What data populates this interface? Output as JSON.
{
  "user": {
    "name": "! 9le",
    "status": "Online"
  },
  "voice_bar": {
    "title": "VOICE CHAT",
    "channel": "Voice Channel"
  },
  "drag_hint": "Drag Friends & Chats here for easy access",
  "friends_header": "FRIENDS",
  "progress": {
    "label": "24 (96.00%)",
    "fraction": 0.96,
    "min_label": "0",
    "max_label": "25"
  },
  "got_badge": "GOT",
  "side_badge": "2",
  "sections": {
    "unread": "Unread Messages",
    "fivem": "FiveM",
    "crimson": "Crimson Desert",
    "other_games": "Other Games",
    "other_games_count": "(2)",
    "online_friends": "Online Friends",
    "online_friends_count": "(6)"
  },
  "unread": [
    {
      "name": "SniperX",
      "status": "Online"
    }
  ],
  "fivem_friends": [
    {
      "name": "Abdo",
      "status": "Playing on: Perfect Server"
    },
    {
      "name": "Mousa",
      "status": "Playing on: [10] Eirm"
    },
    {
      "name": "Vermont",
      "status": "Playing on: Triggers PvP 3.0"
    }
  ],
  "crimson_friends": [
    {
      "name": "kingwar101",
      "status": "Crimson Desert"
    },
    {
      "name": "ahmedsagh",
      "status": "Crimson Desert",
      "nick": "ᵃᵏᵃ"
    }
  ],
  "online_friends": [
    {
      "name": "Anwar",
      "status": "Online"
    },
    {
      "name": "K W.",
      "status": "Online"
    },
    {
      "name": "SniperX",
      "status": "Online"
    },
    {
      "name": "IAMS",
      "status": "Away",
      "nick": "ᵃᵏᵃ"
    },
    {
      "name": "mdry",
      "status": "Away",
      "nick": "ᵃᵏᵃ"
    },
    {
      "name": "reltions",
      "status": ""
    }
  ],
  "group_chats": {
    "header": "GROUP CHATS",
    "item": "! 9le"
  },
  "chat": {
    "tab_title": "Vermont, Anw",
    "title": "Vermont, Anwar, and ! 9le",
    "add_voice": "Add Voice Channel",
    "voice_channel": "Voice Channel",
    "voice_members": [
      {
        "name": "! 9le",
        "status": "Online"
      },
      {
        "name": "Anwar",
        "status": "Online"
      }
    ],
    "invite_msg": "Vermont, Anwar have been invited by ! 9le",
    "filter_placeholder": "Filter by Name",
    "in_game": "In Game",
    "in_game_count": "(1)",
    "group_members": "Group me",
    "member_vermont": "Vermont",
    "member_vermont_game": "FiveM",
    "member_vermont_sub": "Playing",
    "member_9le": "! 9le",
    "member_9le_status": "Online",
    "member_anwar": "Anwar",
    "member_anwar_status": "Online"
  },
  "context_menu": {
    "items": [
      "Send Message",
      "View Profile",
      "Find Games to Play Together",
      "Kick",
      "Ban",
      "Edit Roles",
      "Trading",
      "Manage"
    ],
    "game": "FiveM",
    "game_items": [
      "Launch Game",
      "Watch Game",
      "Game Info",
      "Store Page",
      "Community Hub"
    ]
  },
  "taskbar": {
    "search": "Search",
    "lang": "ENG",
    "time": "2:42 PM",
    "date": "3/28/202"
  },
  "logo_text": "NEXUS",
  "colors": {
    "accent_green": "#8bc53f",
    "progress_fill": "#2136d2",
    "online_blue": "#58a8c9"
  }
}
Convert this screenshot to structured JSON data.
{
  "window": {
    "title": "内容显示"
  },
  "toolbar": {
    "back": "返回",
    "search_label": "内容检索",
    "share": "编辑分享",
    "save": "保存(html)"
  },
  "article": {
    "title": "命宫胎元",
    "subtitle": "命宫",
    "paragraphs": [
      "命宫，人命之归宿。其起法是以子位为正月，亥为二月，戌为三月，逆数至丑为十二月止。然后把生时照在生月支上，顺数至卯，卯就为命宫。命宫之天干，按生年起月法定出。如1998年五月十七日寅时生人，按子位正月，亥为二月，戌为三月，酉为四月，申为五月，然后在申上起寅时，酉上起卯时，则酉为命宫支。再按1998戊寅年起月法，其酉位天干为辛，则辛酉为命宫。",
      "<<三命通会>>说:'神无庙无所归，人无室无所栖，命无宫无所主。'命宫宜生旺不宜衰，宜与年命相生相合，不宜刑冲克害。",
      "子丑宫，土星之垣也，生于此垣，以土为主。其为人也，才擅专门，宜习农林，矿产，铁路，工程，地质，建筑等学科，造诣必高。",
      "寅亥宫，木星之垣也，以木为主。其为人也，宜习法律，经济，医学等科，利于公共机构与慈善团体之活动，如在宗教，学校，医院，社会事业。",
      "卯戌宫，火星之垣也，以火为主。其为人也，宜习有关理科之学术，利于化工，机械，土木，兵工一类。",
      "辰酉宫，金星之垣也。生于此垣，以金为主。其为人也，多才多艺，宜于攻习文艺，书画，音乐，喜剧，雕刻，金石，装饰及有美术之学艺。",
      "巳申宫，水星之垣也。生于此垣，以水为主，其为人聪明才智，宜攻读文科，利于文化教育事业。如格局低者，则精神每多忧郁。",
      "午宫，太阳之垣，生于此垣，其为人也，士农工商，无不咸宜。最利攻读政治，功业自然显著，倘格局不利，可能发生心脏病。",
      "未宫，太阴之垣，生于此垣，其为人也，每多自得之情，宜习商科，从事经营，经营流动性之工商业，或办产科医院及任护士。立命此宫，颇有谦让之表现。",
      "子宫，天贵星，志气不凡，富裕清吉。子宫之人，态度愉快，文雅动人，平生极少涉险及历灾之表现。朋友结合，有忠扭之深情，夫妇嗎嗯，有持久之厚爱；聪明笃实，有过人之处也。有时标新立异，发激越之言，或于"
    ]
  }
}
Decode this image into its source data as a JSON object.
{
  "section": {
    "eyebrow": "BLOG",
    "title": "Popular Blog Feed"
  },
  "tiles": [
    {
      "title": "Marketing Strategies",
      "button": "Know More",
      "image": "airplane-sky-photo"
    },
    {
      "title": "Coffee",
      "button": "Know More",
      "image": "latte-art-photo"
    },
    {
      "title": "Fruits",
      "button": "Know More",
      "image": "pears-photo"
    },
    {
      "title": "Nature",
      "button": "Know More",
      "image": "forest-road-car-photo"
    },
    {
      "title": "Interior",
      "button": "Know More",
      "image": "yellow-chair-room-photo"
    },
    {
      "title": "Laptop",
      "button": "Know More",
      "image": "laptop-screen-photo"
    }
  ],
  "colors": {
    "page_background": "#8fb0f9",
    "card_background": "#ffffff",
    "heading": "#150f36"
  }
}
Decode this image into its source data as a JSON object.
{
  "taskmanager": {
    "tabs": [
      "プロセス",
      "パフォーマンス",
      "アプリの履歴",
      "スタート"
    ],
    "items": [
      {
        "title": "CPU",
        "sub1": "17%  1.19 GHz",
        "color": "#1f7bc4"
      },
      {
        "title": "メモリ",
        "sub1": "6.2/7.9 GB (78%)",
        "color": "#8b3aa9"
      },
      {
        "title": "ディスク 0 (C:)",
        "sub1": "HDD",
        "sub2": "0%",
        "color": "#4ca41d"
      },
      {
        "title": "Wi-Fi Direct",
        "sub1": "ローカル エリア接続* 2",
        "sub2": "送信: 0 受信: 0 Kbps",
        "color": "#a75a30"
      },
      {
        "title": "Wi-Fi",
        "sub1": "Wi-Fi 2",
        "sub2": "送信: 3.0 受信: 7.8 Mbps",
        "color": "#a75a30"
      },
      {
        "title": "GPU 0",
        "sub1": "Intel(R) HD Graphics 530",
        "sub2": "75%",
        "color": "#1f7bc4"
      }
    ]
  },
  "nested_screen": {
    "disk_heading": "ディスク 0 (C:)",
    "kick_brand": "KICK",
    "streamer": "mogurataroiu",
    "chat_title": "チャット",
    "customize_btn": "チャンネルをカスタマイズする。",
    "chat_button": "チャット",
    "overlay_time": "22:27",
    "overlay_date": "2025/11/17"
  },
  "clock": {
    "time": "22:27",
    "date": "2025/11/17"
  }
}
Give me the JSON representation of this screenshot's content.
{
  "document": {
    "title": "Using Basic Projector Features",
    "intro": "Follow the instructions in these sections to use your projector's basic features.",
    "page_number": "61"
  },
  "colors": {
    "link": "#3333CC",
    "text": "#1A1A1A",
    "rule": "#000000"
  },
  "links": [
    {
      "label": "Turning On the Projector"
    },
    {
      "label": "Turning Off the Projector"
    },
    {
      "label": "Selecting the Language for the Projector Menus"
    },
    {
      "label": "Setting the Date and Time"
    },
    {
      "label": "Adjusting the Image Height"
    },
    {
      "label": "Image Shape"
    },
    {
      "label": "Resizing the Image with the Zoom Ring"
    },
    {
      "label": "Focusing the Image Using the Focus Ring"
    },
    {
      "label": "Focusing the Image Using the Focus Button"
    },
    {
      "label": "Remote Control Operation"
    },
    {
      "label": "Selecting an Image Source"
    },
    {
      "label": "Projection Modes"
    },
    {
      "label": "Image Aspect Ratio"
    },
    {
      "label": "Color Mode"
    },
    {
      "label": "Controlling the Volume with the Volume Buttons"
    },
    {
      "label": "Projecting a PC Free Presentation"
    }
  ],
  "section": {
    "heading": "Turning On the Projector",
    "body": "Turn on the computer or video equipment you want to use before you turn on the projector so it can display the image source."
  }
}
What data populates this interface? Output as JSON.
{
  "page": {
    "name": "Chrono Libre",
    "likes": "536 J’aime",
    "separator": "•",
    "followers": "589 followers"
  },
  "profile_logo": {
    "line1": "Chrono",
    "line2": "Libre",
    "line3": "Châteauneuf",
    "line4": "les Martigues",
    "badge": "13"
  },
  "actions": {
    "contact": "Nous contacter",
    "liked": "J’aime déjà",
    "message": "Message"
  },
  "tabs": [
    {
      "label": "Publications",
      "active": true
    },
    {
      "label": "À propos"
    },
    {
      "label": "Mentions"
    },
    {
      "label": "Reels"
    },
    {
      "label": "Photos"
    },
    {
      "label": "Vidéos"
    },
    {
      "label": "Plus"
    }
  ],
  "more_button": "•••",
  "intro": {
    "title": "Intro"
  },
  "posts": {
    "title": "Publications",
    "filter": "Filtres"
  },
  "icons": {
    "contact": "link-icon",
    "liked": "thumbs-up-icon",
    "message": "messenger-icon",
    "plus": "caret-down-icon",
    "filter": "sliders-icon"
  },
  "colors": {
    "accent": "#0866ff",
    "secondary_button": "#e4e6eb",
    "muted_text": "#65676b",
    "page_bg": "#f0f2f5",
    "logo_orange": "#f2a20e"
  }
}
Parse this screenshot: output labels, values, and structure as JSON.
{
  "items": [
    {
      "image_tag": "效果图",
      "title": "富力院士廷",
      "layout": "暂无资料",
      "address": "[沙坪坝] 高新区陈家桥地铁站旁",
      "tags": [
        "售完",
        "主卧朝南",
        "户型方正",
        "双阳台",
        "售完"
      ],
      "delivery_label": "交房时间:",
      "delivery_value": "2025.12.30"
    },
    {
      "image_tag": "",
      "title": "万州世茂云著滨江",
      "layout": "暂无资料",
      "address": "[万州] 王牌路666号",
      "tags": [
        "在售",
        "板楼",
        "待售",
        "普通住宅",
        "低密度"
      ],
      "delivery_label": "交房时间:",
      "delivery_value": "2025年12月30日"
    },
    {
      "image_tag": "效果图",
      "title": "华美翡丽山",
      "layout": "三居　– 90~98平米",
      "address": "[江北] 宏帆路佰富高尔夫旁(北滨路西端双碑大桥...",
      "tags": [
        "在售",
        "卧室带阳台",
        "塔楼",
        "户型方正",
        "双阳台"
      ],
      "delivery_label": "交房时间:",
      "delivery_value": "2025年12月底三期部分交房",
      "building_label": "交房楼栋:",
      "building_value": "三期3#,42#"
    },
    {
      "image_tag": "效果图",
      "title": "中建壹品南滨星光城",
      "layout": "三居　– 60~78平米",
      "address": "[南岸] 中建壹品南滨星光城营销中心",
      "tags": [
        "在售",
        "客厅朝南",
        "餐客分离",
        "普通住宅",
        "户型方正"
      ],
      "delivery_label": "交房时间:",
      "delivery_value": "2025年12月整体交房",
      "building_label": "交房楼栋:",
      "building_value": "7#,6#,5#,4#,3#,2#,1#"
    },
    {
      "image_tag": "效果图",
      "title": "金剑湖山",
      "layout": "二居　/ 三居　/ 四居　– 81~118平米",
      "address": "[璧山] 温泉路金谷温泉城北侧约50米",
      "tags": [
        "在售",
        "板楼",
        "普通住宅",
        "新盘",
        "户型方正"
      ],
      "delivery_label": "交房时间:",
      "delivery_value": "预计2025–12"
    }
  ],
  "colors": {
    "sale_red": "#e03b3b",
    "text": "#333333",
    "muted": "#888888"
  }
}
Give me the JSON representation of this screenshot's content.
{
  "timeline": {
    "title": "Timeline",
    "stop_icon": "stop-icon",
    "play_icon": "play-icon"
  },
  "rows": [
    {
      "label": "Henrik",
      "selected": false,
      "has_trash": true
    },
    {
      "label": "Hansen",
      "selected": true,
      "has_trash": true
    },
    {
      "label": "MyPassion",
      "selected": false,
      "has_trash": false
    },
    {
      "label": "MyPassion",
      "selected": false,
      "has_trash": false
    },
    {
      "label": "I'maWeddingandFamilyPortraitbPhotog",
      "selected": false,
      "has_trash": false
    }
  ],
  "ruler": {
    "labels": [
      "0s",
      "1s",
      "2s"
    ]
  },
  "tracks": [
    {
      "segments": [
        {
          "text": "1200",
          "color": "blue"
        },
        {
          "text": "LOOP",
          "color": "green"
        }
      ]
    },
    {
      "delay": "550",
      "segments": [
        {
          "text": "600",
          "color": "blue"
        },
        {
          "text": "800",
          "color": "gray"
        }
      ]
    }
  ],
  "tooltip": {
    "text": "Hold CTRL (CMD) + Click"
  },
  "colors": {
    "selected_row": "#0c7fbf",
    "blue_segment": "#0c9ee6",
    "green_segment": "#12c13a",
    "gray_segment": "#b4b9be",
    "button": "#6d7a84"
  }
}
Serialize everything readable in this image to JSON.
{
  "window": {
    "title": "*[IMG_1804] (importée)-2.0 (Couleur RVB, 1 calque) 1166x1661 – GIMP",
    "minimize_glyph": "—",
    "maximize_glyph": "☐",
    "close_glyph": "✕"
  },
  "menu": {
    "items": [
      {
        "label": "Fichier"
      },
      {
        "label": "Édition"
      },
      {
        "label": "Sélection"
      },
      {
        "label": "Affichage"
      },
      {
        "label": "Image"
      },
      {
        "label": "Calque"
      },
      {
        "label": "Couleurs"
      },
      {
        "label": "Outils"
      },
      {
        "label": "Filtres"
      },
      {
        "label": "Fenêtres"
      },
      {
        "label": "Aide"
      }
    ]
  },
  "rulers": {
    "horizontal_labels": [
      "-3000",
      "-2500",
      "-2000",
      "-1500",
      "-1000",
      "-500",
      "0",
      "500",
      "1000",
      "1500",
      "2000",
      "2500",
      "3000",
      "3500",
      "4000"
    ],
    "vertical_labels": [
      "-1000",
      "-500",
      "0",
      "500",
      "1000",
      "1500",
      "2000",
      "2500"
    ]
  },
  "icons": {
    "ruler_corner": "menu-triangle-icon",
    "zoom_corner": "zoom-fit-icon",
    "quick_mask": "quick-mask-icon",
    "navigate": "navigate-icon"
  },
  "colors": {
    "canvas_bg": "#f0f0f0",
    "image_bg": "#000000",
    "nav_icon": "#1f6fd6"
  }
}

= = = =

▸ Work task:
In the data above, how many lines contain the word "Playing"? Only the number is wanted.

▸ Task result:
4